One Islamic State-affiliated group chose to establish themselves in Somalia (3) where they recruited fighters who fled Iraq and Syria, as well as ex-fighters of the Somali Islamic extremist al-Shabaab.
Collapsed, chaotic Libya (4) continues to be a deadly environment for Christians, particularly for those caught up in the lucrative criminal trade of human trafficking. Christians migrating from sub-Saharan Africa face many dangers. Trusted sources (who must remain anonymous) report that at least 10 Christians have been killed solely for their faith, even though they received no media attention - unlike the 21 Copts beheaded on a Libyan beach in 2015.
Yemen (8) is the Arab world’s poorest nation. Fighting between Houthi rebels, backed by Iran, and government forces, backed by a Saudi-led coalition has allowed groups like Islamic State and al-Qaeda to gain influence.
Islamic extremists are also active in Egypt (16) which has the Middle East’s largest population of Christians: the Copts, estimated at about 10% of the close to 100 million population. Islamic State in Sinai continued their threat to ‘wipe out’ the Copts by terrorising the community with targeted murders of respected local leaders such as doctors and vets. Other Islamist groups bombed churches and killed a bus-load of pilgrims on the same road twice within 18 months. Copts’ pleas for government protection have largely fallen on deaf ears, though some killers and attackers have been convicted.
It’s not all bad news! There is light in the darkness, and the courageous faith of Christians is evident, even in the harshest conditions.
North Korea: Despite its ranking in the top slot as in every year since the 2002 World Watch List, there are some slight signs of change. Diplomatic meetings ahead of the Donald Trump - Kim Jong Un summit did free three Korean-American Christians from a North Korean prison. Two were lecturers at the Pyongyang University of Science and Technology (PUST), arrested in 2017, accused of ‘behavior against the regime’. The third was a pastor, convicted as a ‘spy’. And the church remains alive. Your faithful prayers and gifts are enabling Open Doors underground workers to keep 60,000 secret believers alive in North Korea by smuggling in food and other aid.
Pakistan: The Chief Justice of Pakistan, Mian Saqib Nisar risked his life by keeping his promise to hear the appeal of Pakistani Christian Asia Bibi before he retires early in 2019. He and his fellow two Supreme Court judges acquitted her, saying her accuser had been lying, and the blasphemy charge, for which she had spent 8 years on death row, was a fabrication.

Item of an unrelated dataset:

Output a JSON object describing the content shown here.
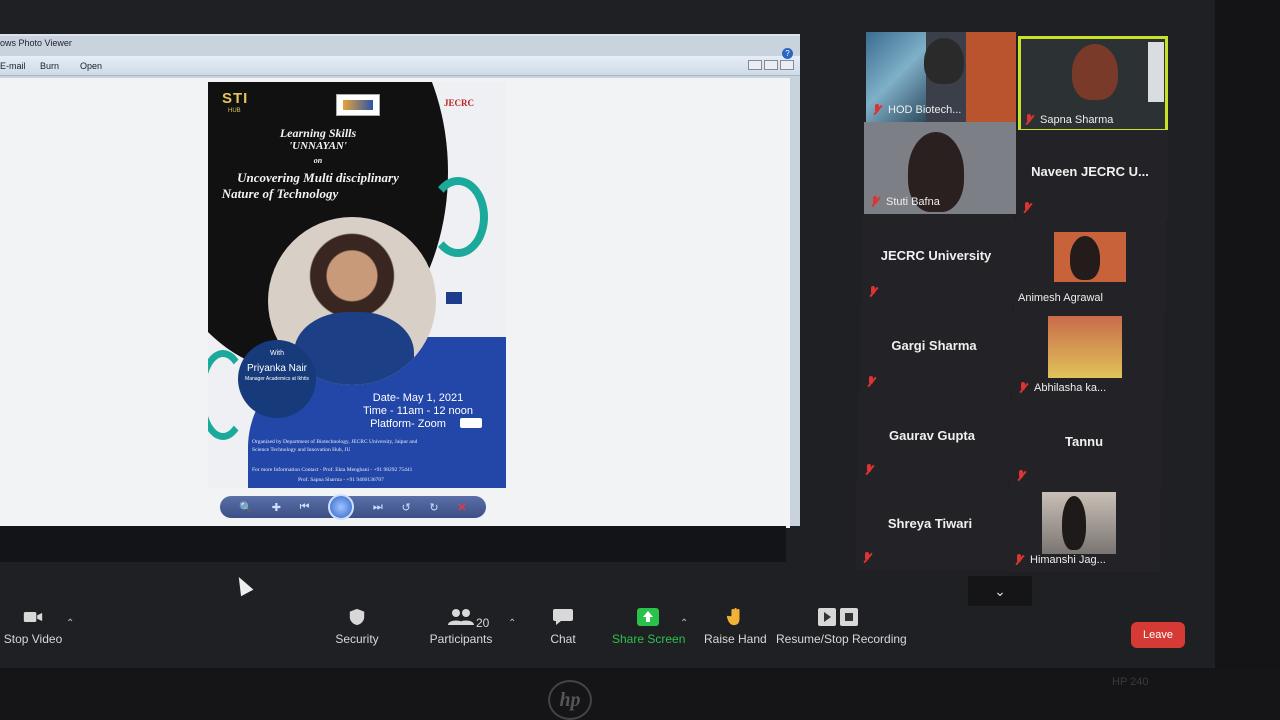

Their landmark ruling was challenged by days of mass protest and disruption across Pakistan by radical Islamic groups who called for the judges and Asia Bibi to be killed. While Asia Bibi is technically ‘free’, she is still in fear of her life, and unable to leave Pakistan for asylum in a country where she can live safely with her family.
Yemen: Most expatriate and migrant Christians have left, leaving a small but growing Church of indigenous Christians of a Muslim background. Experts say the war did not scatter this church as might have been expected, and in the near-famine conditions the church is serving society – but at extreme risk.
Iraq: As Islamic State was driven out of the Nineveh plain, Christians have begun to return and rebuild their lives. Your support and prayers have enabled Open Doors local church partners to repair houses that were damaged and over 1000 families have been able to return. Open Doors local partners are now focusing less on providing food aid, and more on helping believers to start small businesses to give them the dignity of supporting themselves.
Worldwide: Above all, the World Watch List shows that the church is active and alive. Persecution is rising – but that only happens where the church is actively sharing the the gospel and living it out.